Preetha K. Menon received her Ph.D. in Education from the University of California, Santa Cruz in 2015. As part of the TEEL project in UCSC, Dr. Preetha Menon helped design and implement a set of classroom case studies to assess the impact of the use of ESTELL pedagogy by first year teachers on the achievement of the 3rdthrough 5th grade students. She also developed and maintained the database for the student achievement study which included teacher interviews, EDAISI observation data and scores on student assessments. Dr. Preetha K. Menon’s research interests include improving science learning using classroom-based assessments in linguistically diverse classrooms where the role of language plays a key role. Using mixed-methods approach her dissertation research examined the perspectives of both teachers and students on the potential of multimodal tasks to support science learning in linguistically diverse classrooms.
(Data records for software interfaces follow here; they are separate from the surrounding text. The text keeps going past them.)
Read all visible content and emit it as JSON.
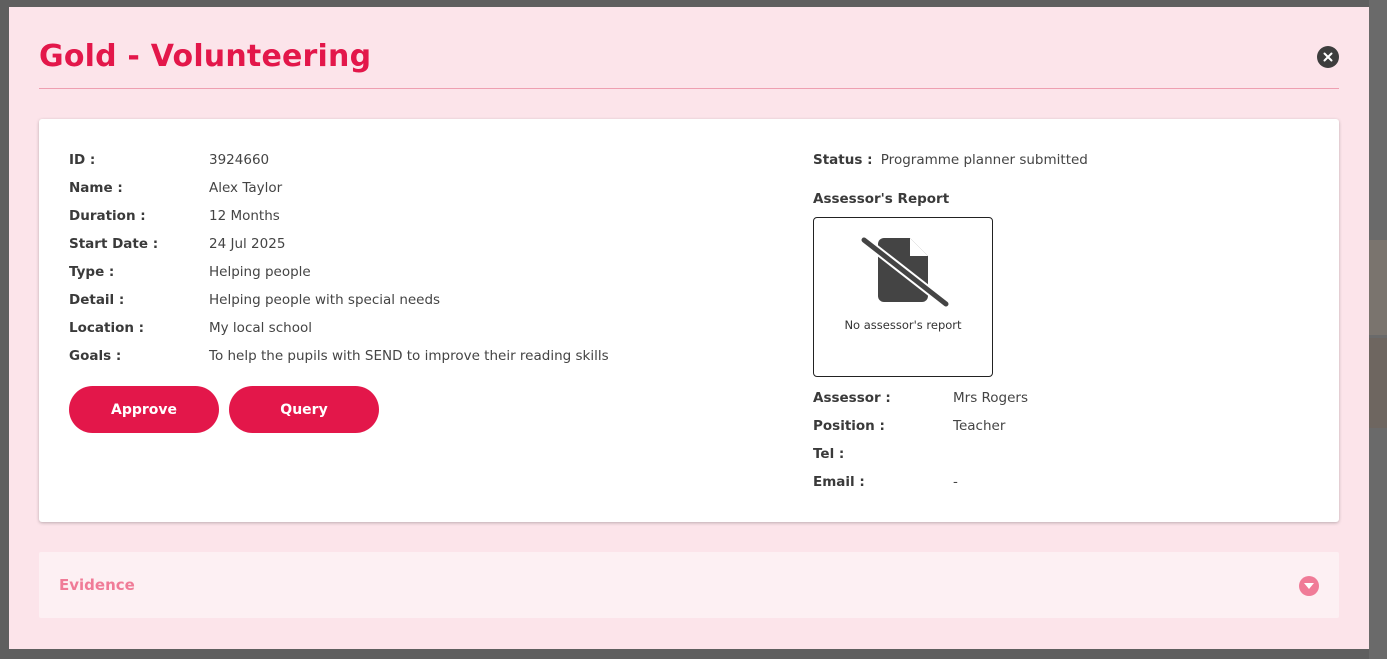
{
  "modal": {
    "title": "Gold - Volunteering",
    "close_icon": "close-icon"
  },
  "details": {
    "fields": [
      {
        "label": "ID :",
        "value": "3924660"
      },
      {
        "label": "Name :",
        "value": "Alex Taylor"
      },
      {
        "label": "Duration :",
        "value": "12 Months"
      },
      {
        "label": "Start Date :",
        "value": "24 Jul 2025"
      },
      {
        "label": "Type :",
        "value": "Helping people"
      },
      {
        "label": "Detail :",
        "value": "Helping people with special needs"
      },
      {
        "label": "Location :",
        "value": "My local school"
      },
      {
        "label": "Goals :",
        "value": "To help the pupils with SEND to improve their reading skills"
      }
    ],
    "approve_label": "Approve",
    "query_label": "Query"
  },
  "status": {
    "label": "Status :",
    "value": "Programme planner submitted"
  },
  "report": {
    "heading": "Assessor's Report",
    "icon": "no-file-icon",
    "caption": "No assessor's report"
  },
  "assessor": {
    "fields": [
      {
        "label": "Assessor :",
        "value": "Mrs Rogers"
      },
      {
        "label": "Position :",
        "value": "Teacher"
      },
      {
        "label": "Tel :",
        "value": ""
      },
      {
        "label": "Email :",
        "value": "-"
      }
    ]
  },
  "evidence": {
    "label": "Evidence",
    "toggle_icon": "chevron-down-icon"
  },
  "colors": {
    "accent": "#e3174a",
    "modal_bg": "#fce4ea",
    "evidence_text": "#f07b97"
  }
}
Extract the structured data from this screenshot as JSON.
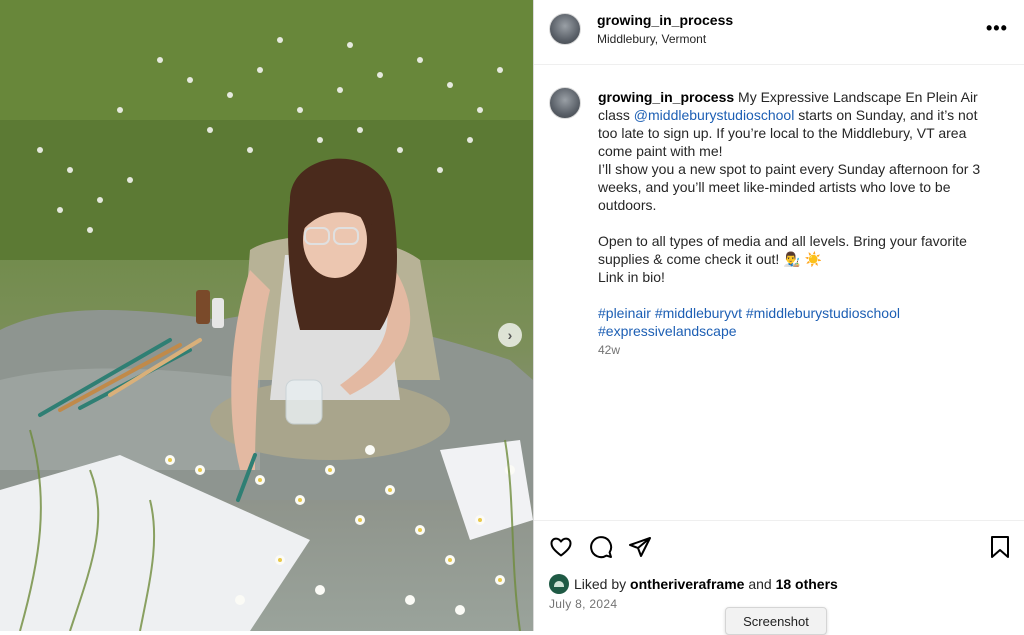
{
  "post": {
    "username": "growing_in_process",
    "location": "Middlebury, Vermont",
    "more_label": "•••",
    "caption": {
      "username": "growing_in_process",
      "text_1": " My Expressive Landscape En Plein Air class ",
      "mention": "@middleburystudioschool",
      "text_2": " starts on Sunday, and it’s not too late to sign up. If you’re local to the Middlebury, VT area come paint with me!",
      "line_2": "I’ll show you a new spot to paint every Sunday afternoon for 3 weeks, and you’ll meet like-minded artists who love to be outdoors.",
      "line_3": "Open to all types of media and all levels. Bring your favorite supplies & come check it out! 👨‍🎨 ☀️",
      "line_4": "Link in bio!",
      "hashtags": [
        "#pleinair",
        "#middleburyvt",
        "#middleburystudioschool",
        "#expressivelandscape"
      ]
    },
    "time_ago": "42w",
    "liked_by_prefix": "Liked by ",
    "liked_by_user": "ontheriveraframe",
    "liked_by_and": " and ",
    "liked_by_others": "18 others",
    "date": "July 8, 2024",
    "next_label": "›"
  },
  "icons": {
    "like": "heart-icon",
    "comment": "comment-icon",
    "share": "paper-plane-icon",
    "save": "bookmark-icon"
  },
  "tooltip": {
    "label": "Screenshot"
  },
  "colors": {
    "link": "#1d5fb4",
    "muted": "#737373",
    "divider": "#dbdbdb"
  }
}
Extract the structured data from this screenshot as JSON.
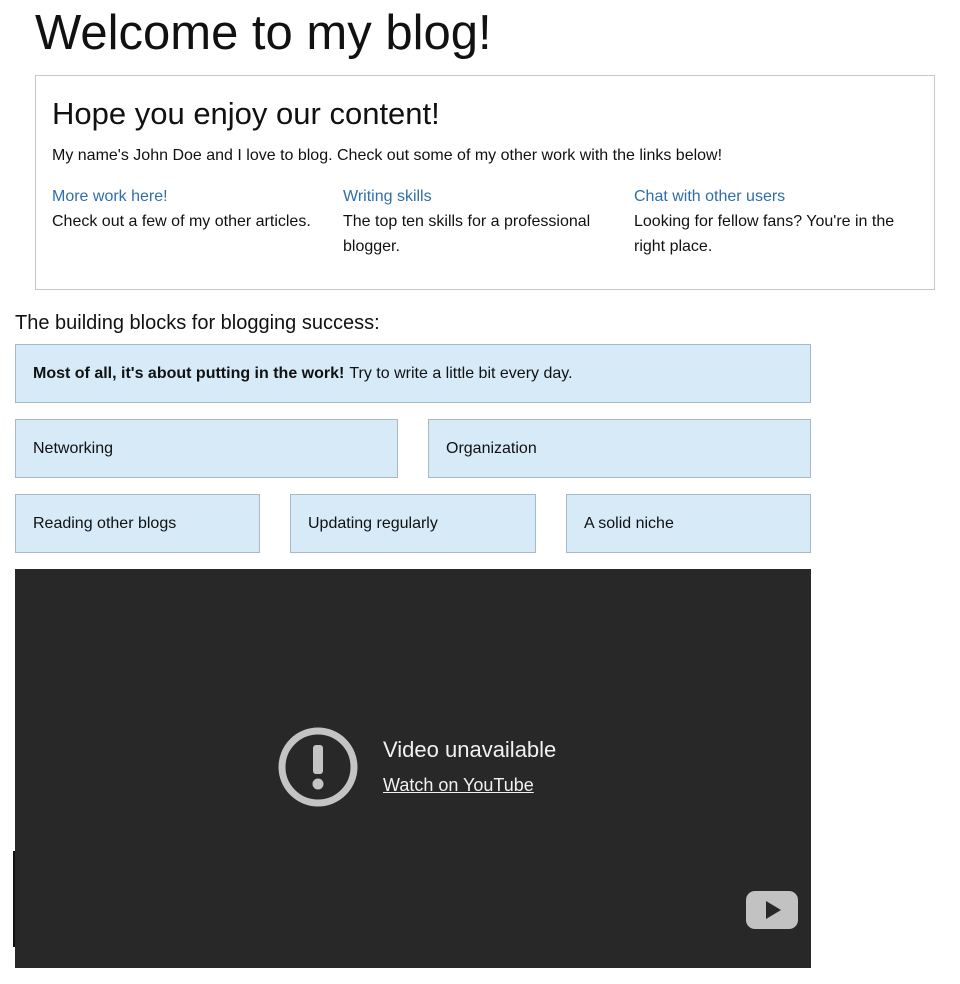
{
  "page": {
    "title": "Welcome to my blog!"
  },
  "hero": {
    "heading": "Hope you enjoy our content!",
    "intro": "My name's John Doe and I love to blog. Check out some of my other work with the links below!",
    "links": [
      {
        "label": "More work here!",
        "description": "Check out a few of my other articles."
      },
      {
        "label": "Writing skills",
        "description": "The top ten skills for a professional blogger."
      },
      {
        "label": "Chat with other users",
        "description": "Looking for fellow fans? You're in the right place."
      }
    ]
  },
  "blocks": {
    "intro": "The building blocks for blogging success:",
    "highlight_bold": "Most of all, it's about putting in the work!",
    "highlight_text": "Try to write a little bit every day.",
    "items": [
      "Networking",
      "Organization",
      "Reading other blogs",
      "Updating regularly",
      "A solid niche"
    ]
  },
  "video": {
    "status": "Video unavailable",
    "link_label": "Watch on YouTube",
    "icons": [
      "alert-circle-icon",
      "youtube-play-icon"
    ]
  },
  "colors": {
    "link": "#2f6fa8",
    "block_background": "#d6eaf8",
    "block_border": "#a8b8c4",
    "video_background": "#282828"
  }
}
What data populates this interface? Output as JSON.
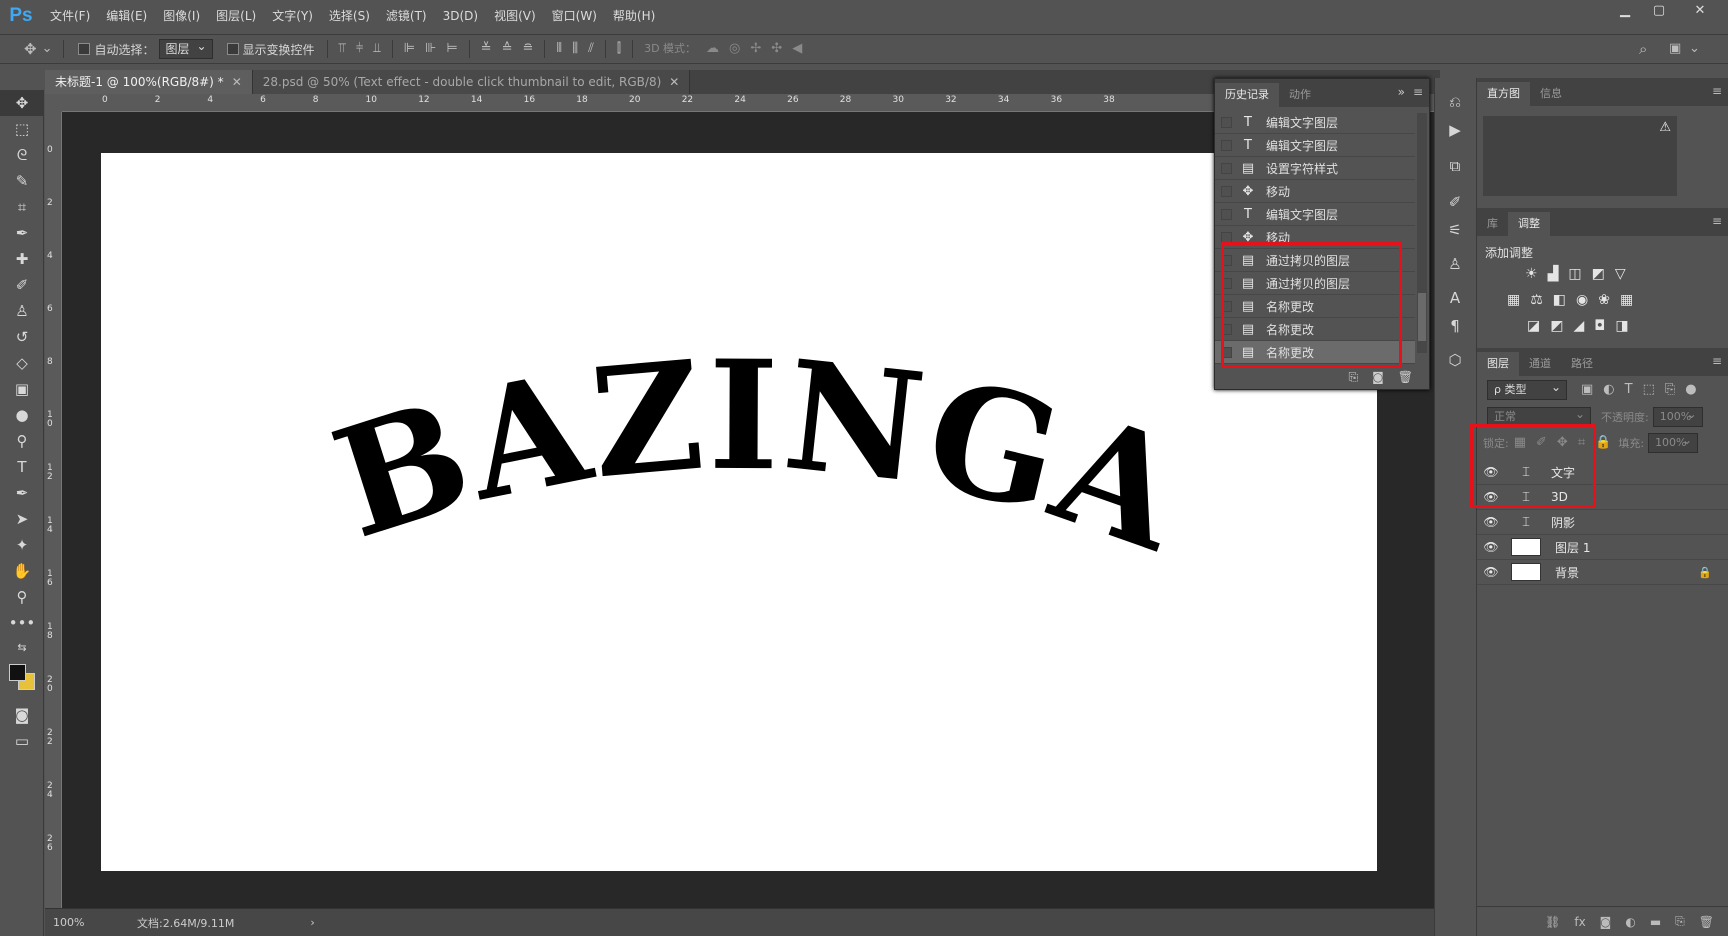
{
  "app": {
    "logo": "Ps"
  },
  "menu": [
    "文件(F)",
    "编辑(E)",
    "图像(I)",
    "图层(L)",
    "文字(Y)",
    "选择(S)",
    "滤镜(T)",
    "3D(D)",
    "视图(V)",
    "窗口(W)",
    "帮助(H)"
  ],
  "window_controls": {
    "minimize": "▁",
    "maximize": "▢",
    "close": "✕"
  },
  "options": {
    "auto_select_label": "自动选择：",
    "auto_select_value": "图层",
    "show_transform_label": "显示变换控件",
    "mode_3d_label": "3D 模式："
  },
  "tabs": [
    {
      "label": "未标题-1 @ 100%(RGB/8#) *",
      "close": "✕"
    },
    {
      "label": "28.psd @ 50% (Text effect - double click thumbnail to edit, RGB/8)",
      "close": "✕"
    }
  ],
  "ruler_h": [
    "0",
    "2",
    "4",
    "6",
    "8",
    "10",
    "12",
    "14",
    "16",
    "18",
    "20",
    "22",
    "24",
    "26",
    "28",
    "30",
    "32",
    "34",
    "36",
    "38"
  ],
  "ruler_v": [
    "0",
    "2",
    "4",
    "6",
    "8",
    "1\n0",
    "1\n2",
    "1\n4",
    "1\n6",
    "1\n8",
    "2\n0",
    "2\n2",
    "2\n4",
    "2\n6"
  ],
  "artwork": {
    "text": "BAZINGA!"
  },
  "status": {
    "zoom": "100%",
    "doc": "文档:2.64M/9.11M",
    "arrow": "›"
  },
  "history": {
    "tabs": [
      "历史记录",
      "动作"
    ],
    "expand": "»",
    "menu": "≡",
    "rows": [
      {
        "icon": "T",
        "label": "编辑文字图层"
      },
      {
        "icon": "T",
        "label": "编辑文字图层"
      },
      {
        "icon": "▤",
        "label": "设置字符样式"
      },
      {
        "icon": "✥",
        "label": "移动"
      },
      {
        "icon": "T",
        "label": "编辑文字图层"
      },
      {
        "icon": "✥",
        "label": "移动"
      },
      {
        "icon": "▤",
        "label": "通过拷贝的图层"
      },
      {
        "icon": "▤",
        "label": "通过拷贝的图层"
      },
      {
        "icon": "▤",
        "label": "名称更改"
      },
      {
        "icon": "▤",
        "label": "名称更改"
      },
      {
        "icon": "▤",
        "label": "名称更改"
      }
    ]
  },
  "histogram": {
    "tabs": [
      "直方图",
      "信息"
    ],
    "warn": "⚠"
  },
  "adjust": {
    "tabs": [
      "库",
      "调整"
    ],
    "title": "添加调整",
    "row1": [
      "☀",
      "▟",
      "◫",
      "◩",
      "▽"
    ],
    "row2": [
      "▦",
      "⚖",
      "◧",
      "◉",
      "❀",
      "▦"
    ],
    "row3": [
      "◪",
      "◩",
      "◢",
      "◘",
      "◨"
    ]
  },
  "layers": {
    "tabs": [
      "图层",
      "通道",
      "路径"
    ],
    "filter": "ρ 类型",
    "blend": "正常",
    "opacity_label": "不透明度:",
    "opacity_value": "100%",
    "lock_label": "锁定:",
    "fill_label": "填充:",
    "fill_value": "100%",
    "rows": [
      {
        "name": "文字",
        "kind": "text"
      },
      {
        "name": "3D",
        "kind": "text"
      },
      {
        "name": "阴影",
        "kind": "text"
      },
      {
        "name": "图层 1",
        "kind": "pixel"
      },
      {
        "name": "背景",
        "kind": "pixel",
        "locked": "🔒"
      }
    ]
  },
  "colors": {
    "accent_red": "#e8111a",
    "ps_blue": "#3ea9f5",
    "bg_swatch": "#e8c13a"
  }
}
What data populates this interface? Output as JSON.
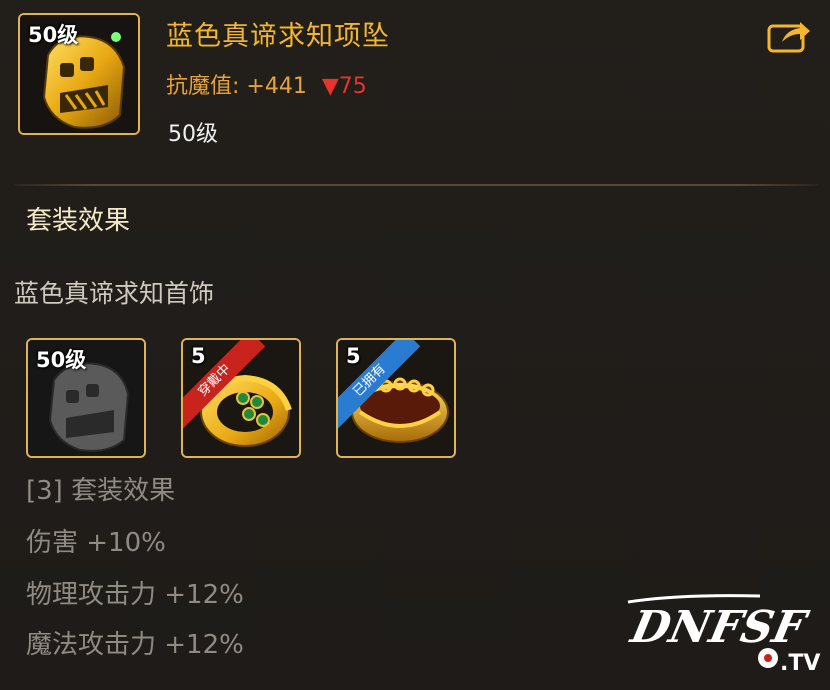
{
  "item": {
    "level_tag": "50级",
    "name": "蓝色真谛求知项坠",
    "stat_label": "抗魔值:",
    "stat_value": "+441",
    "stat_change": "▼75",
    "required_level": "50级"
  },
  "set": {
    "section_title": "套装效果",
    "set_name": "蓝色真谛求知首饰",
    "pieces": [
      {
        "level_tag": "50级",
        "state": "missing"
      },
      {
        "level_tag": "5",
        "ribbon": "穿戴中",
        "state": "equipped"
      },
      {
        "level_tag": "5",
        "ribbon": "已拥有",
        "state": "owned"
      }
    ],
    "effect_header": "[3] 套装效果",
    "effects": [
      "伤害 +10%",
      "物理攻击力 +12%",
      "魔法攻击力 +12%"
    ]
  },
  "watermark": {
    "logo_text": "DNFSF",
    "suffix": ".TV"
  },
  "colors": {
    "title_gold": "#f4b62c",
    "stat_orange": "#e8a23a",
    "down_red": "#e8322c",
    "border_gold": "#e0b450",
    "inactive_text": "#8f8a82"
  }
}
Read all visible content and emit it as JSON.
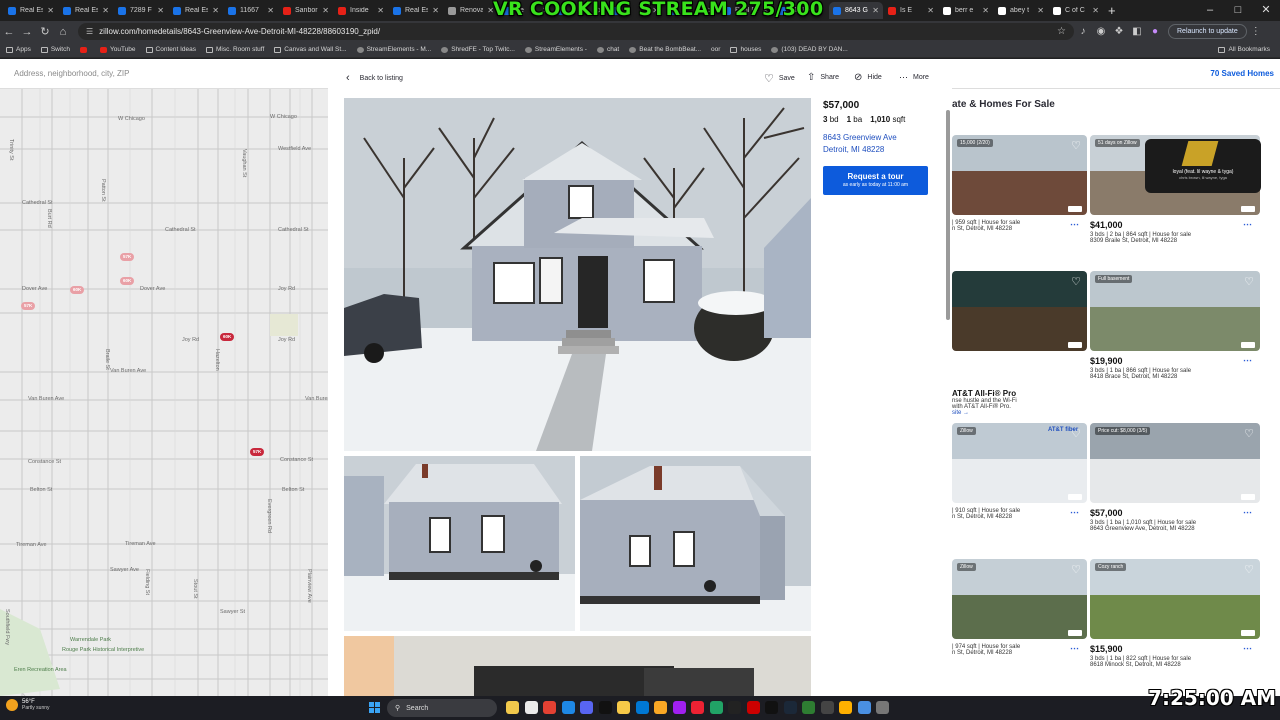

With her experiences as a middle school science teacher she has a strong commitment to using theory and research to improve the science teaching and learning of the increasing diverse K-12 student population.
Paolo Martin is a Ph.D. candidate in Curriculum Studies and Teacher Education at the Graduate School of Education and an M.S. student in the Community Health and Prevention Research program at the Stanford School of Medicine. He earned his B.S. from UCLA in Microbiology, Immunology and Molecular Genetics, and M.A.Ed from UC Berekley. He spent much of his career in education working with students who struggle in reading, organizing and conducting in-service teacher academies at UC Berkeley's Graduate School of Education and the Lawrence of Hall of Science, teaching pre-service literacy methods courses, and consulting for the California Postsecondary Education Commission part of the Improving Teacher Quality Initiative. His research interests center around the dynamics of classroom discourse practices, and how those dynamics affect the the instructional decision of teachers and the well-being and learning experiences of students, especially in the realm of digital technologies.